So where does Boston stand? The city had the highest rate of walkers from 2008 to 2012 at 15.1 percent, up from 13 percent in 2000. Washington, D.C. ranks second at 12.1 percent. Boston fell into the 20th slot for biking.

US Census Bureau, American Community Survey, 2008-2012

The West dominates the bike commuter population, but only 1.1 percent opt-in. Portland has the highest percentage of bike commuters at 6.1 percent. With the higher concentration of smaller cities, the Northeast has the highest percentage of walkers with 4.7 percent walking to work. Somewhat expected, commuters living in urban areas are almost twice as likely (4.3 percent) to walk to work than suburban residents (2.4 percent). The South is at the bottom of the list for both biking and walking.

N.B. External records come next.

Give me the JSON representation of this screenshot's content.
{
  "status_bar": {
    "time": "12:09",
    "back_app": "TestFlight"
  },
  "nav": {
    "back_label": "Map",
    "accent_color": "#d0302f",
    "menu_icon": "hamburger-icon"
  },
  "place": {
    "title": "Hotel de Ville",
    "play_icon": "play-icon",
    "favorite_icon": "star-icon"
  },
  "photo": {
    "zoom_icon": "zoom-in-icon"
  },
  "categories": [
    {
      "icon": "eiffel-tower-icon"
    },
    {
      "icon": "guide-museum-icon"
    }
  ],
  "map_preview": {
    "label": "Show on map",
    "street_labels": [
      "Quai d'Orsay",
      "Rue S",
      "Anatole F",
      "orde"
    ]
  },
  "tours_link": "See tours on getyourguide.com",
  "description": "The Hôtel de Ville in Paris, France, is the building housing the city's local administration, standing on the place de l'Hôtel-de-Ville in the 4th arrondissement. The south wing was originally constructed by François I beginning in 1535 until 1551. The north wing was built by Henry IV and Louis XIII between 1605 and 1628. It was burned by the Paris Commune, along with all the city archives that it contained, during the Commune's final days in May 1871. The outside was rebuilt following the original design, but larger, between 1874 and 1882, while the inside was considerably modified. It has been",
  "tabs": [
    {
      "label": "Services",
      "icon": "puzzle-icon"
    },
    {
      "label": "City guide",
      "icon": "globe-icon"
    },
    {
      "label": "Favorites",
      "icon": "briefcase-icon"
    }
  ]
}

The weather is a factor to consider when looking at these numbers. Census data is typically collected in April, while ACS data is collected throughout the year, so seasons when people are surveyed may have affected their primary mode at the time. The density of the city also makes it more likely to offer public transportation, which the report says make biking and walking more attractive (apparently Boston isn’t the only city waiting forever for the bus).

As each population aged, the rate of bicycle commuting declined and those 55 years or older were the least likely to bike (0.3 percent). Broken down by gender, men were more than twice as likely to bike (0.8 percent nationally) than women (0.3 percent nationally).

Physicality, income, and residential location apparently all contribute to how likely workers are to bike or walk to work. Millennials age 16 to 24 (primarily because of urban living and economics) had the highest rate of walking to work at 6.8 percent.

Infrastructure, design, climate, and community size are all local factors that can affect a person’s commuting preferences, according to the report. The increasing popularity of biking and walking to work will increase the demand for data around this issue as transportation planners need to increasingly monitor and analyze their city’s response to this population in terms of their infrastructure. The size and span of this report could make it useful for city planners.

US Census Bureau Census Explorer Map, Commuting Edition

Interestingly, high rates of biking and walking tend to be in concentrated pockets and there can be greater percentages of bikers and walkers in surrounding versus principal city neighborhoods. You can tell from the distribution of orange and rust in the Census Bureau interactive map that Cambridge is ahead of Boston in terms of the percentage of residents that bike to work.

Improving or modifying sidewalks, building pedestrian-oriented commercial centers and bike lanes are all strategies for cities to accomodate more biking and walking.

According to Boston Bikes, the city’s division about bike and bike safety launched under Mayor Thomas M. Menino in 2007 when Boston had one of the worst reputations for bike safety.

In 2011, the Alliance for Biking and Walking report rated Boston as the safest combined biking and walking city and the eigth safest cycling city in the United States, but in 2014 it unfortunately ranked highest for fatality rates and 49th for per capita spending on bicycle/pedestrian projects. (Check out the city’s Bike Crash Data Map.) It’s not certain whether the spending is proportional to the expanding biking population, but Boston is planning ahead.

As of 2013 there were 60 miles of bike lanes and 1,000 bike racks. The city plans to expand its biking roads and routesto build an additional 75 miles of new routes in five years and 356 miles within 30 years.

Do you bike to work? How do you think Boston compares to other cities?